Year of fee payment: 12
Dec 22, 2011ASAssignment
Effective date: 20111215
Owner name: MAPLE VISION TECHNOLOGIES INC., CANADA
Free format text: ASSIGNMENT OF ASSIGNORS INTEREST;ASSIGNOR:DAEWOO ELECTRONICS CORPORATION;REEL/FRAME:027437/0446
May 23, 2008FPAYFee payment
Year of fee payment: 8
Apr 27, 2004FPAYFee payment
Year of fee payment: 4

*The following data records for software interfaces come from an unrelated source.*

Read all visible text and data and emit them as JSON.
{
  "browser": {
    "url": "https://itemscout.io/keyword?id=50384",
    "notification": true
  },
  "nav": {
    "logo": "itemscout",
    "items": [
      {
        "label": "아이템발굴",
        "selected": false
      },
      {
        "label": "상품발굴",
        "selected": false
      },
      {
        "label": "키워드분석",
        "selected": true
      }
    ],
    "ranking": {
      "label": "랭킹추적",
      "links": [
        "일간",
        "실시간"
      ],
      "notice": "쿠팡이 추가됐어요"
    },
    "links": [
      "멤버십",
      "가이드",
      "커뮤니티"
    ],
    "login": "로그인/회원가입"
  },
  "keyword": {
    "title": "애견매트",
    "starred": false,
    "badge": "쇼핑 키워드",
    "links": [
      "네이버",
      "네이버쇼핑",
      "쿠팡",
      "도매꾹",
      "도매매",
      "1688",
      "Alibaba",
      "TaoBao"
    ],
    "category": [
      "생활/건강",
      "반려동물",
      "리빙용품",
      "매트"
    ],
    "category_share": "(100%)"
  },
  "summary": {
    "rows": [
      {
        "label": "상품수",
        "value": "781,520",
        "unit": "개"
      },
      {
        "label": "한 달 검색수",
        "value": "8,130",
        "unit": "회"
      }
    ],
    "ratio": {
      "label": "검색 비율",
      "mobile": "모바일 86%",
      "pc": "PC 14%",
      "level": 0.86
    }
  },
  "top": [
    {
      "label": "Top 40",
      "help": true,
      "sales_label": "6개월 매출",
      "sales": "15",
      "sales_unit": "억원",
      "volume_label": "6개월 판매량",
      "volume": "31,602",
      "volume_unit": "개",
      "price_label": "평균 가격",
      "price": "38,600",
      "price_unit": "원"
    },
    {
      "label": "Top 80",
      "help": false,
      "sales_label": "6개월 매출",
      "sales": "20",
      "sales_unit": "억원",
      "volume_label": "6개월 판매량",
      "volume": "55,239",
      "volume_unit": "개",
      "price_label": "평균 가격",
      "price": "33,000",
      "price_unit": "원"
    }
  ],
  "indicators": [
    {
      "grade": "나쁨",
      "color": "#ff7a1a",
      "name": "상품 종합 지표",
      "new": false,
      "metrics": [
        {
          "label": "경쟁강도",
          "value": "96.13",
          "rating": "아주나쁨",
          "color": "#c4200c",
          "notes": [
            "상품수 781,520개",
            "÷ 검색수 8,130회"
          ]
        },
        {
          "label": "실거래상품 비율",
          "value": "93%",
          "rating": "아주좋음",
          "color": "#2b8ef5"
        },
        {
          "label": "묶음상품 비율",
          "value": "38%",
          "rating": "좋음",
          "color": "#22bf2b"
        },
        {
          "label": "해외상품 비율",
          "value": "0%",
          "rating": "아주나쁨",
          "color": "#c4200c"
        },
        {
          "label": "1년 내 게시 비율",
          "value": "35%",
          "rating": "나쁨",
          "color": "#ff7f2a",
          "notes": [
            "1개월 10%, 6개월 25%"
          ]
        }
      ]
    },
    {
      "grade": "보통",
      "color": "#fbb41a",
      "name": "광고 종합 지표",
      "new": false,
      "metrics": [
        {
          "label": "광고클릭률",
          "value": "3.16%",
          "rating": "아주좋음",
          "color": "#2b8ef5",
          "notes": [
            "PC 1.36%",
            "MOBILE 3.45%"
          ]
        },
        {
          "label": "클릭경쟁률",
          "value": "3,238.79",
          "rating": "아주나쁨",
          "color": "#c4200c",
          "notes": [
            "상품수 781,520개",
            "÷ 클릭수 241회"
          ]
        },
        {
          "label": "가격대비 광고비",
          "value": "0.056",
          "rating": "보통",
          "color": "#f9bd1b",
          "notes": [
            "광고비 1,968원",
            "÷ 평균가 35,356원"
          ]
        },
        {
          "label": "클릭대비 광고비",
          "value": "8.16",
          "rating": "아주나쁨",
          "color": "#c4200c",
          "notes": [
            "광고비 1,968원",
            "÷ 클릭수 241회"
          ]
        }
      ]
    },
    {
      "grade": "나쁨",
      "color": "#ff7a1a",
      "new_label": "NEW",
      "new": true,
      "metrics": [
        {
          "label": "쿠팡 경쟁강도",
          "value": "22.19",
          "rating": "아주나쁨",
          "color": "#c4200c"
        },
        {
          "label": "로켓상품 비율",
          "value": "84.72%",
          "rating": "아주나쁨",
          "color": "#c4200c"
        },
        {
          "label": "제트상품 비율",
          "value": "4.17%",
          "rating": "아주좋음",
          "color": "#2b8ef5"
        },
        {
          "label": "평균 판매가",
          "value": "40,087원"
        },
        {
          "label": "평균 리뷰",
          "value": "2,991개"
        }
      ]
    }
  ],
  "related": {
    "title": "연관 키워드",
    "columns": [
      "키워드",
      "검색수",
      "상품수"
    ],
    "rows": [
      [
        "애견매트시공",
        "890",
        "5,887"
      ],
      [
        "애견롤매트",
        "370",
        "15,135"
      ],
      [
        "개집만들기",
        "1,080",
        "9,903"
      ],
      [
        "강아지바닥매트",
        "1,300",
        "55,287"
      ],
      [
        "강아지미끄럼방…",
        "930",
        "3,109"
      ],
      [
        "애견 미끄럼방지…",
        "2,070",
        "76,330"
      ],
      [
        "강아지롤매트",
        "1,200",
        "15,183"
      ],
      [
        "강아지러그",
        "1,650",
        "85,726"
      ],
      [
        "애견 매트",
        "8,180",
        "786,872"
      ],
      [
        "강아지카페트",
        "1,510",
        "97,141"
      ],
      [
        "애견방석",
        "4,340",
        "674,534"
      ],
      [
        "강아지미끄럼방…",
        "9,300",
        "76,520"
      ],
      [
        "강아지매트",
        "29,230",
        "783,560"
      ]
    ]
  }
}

Jan 14, 2003ASAssignment
Owner name: DAEWOO ELECTRONICS CORPORATION, KOREA, REPUBLIC OF
Free format text: ASSIGNMENT OF ASSIGNORS INTEREST;ASSIGNOR:DAEWOO ELECTRONICS CO., LTD.;REEL/FRAME:013645/0159
Effective date: 20021231
Owner name: DAEWOO ELECTRONICS CORPORATION 686 AHYEON-DONG, MA
Dec 31, 1998ASAssignment
Owner name: DAEWOO ELECTRONICS CO., LTD., KOREA, REPUBLIC OF
Free format text: ASSIGNMENT OF ASSIGNORS INTEREST;ASSIGNORS:JANG, JU SEOG;SHIN, DONG-HAK;PARK, JOO-YOUN;AND OTHERS;REEL/FRAME:009702/0754
Effective date: 19981215